There’s a star hanging on the side of a house on my mail route that I pass everyday, that has been crooked for as long as I can remember. And even though my ‘remember’ isn’t as good as it used to be, we are talking years, here.
As I pass by it everyday, I sit at a stop sign, waiting on traffic to clear, I contemplate what it would take for me to go across the street, up the driveway, and where to park my Jeep so I could climb up on it and straighten that puppy up.
But then I realize I’d probably fall off my Jeep, break my hip, and the thing would swing back into it’s crooked state, mocking me, and I would be out of a job and incapacitated for life. So I endure it and try to learn a lesson from it, a lesson which has varied as time has passed.
Here are some of the lessons I have learned from this crooked star:
1.) Sometimes there are things in life that are out of kilter and may never get straightened out, but there is a reason for it, and accept it and move on. Sure, it causes you pain every time you look at it, but most things in this world are out of whack and if you can’t move on, you’ll be no use to anyone as you sit frozen in your denial.
2.) You can’t fix things for other people. If they can drive up their driveway everyday and not be bothered by their crooked star, they wouldn’t appreciate you straightening it anyway!
3.) Think things through before you act/speak. Acting/speaking on impulse can cost you plenty. Who among us hasn’t let slip something stupid from our lips and died a thousand deaths as soon as we realized what we just said? As a woman who has had 3 babies weighing over 10 pounds, you would think I would know a pregnancy belly from a fat belly – but NO! I still cringe when I recall telling a girl that she looked ‘great’ with child, only to have her look embarrassed and disappear around a corner to escape me.
My Aunt, a pastor’s wife, (of whom it is said that I am her clone) told me of a party at her home where the young, pregnant mother of several kids said, “My husband says I seem to get pregnant at the drop of a hat!” to which my aunt audibly mumbled, “. . . not to mention his pants”. So much for ministry protocol.

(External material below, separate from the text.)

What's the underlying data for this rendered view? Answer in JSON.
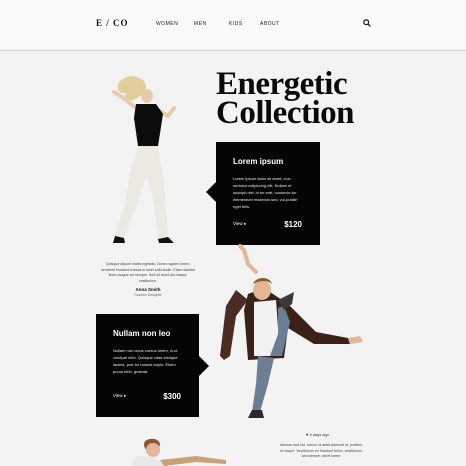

Before you speak, hear the impact of what you are about to say as if you were on the receiving end, and make it pleasant and not accusing or belligerent. I find that people are not aware of how they come across to others and didn’t mean to sound ‘that way’. Henry David Thoreau, author of Walden Pond spoke of our conversations with one another and I have always tried to remember this particular quote: “The bullet of your thought must have overcome its lateral and ricochet motion and fallen into its last and steady course before it reaches the ear of the hearer, else it may plow out again through the side of his head.”
So, I refuse to waste time plotting about how to straighten that star that mocks me every day. I just look at it as a timely lesson and think of how I should be straightening my own star.
My crooked star could be driving someone else insane.